### Assignment
Find the string "this" in the entries and copy each line that has it.

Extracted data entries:
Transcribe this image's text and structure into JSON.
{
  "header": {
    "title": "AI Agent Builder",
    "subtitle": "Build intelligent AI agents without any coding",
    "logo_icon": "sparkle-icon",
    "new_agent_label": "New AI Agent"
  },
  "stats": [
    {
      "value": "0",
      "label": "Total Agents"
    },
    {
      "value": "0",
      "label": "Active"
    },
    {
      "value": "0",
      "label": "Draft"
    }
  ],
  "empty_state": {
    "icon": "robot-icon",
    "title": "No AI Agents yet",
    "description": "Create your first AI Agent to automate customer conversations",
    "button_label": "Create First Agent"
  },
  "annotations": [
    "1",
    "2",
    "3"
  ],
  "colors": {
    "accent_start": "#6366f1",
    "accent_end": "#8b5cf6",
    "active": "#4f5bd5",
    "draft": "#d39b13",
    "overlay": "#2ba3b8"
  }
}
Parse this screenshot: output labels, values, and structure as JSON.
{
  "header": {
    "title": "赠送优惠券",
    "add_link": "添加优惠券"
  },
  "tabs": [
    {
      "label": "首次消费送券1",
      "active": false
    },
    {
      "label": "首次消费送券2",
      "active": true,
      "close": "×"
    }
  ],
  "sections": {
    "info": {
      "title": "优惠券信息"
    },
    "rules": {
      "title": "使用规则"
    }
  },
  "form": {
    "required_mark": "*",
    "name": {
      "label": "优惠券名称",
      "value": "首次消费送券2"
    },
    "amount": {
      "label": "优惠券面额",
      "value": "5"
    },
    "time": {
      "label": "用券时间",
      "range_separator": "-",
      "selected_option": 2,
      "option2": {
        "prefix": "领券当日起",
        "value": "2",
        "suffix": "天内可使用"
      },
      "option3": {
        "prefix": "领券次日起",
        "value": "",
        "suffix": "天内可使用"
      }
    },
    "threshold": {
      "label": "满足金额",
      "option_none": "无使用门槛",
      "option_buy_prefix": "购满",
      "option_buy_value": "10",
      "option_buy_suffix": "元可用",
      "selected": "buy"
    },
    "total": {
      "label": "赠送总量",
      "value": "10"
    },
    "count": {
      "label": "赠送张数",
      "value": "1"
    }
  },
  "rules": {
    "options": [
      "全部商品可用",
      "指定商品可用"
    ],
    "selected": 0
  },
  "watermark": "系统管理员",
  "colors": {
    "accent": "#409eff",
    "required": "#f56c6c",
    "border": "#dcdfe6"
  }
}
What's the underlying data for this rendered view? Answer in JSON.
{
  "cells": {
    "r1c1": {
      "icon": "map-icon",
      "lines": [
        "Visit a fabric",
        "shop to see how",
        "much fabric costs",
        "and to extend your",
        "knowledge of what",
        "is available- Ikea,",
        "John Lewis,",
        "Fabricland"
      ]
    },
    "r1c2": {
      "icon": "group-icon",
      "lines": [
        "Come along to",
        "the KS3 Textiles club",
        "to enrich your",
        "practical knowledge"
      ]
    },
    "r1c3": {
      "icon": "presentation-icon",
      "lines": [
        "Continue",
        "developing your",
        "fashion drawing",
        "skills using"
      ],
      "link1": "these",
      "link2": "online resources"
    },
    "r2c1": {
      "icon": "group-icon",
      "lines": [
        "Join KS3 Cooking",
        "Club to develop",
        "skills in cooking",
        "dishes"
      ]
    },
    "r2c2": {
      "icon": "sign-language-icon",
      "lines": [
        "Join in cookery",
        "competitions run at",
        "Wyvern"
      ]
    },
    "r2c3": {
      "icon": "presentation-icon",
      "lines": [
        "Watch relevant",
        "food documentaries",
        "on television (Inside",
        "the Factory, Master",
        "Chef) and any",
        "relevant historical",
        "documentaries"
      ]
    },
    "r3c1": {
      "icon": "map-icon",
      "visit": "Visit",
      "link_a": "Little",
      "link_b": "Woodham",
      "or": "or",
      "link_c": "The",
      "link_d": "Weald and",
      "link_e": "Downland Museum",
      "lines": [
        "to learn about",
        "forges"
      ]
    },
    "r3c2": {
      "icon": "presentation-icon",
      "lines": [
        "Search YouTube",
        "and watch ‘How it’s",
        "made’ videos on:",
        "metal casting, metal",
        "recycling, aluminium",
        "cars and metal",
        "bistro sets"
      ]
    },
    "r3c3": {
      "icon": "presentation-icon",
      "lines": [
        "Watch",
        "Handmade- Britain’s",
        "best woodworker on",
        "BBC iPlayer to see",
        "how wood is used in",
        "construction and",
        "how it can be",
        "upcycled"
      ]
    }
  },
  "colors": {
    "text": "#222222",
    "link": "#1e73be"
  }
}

### Written answer
Transcribe this image's text and structure into JSON.
Parse this screenshot: output labels, values, and structure as JSON.
What's the underlying data for this rendered view? Answer in JSON.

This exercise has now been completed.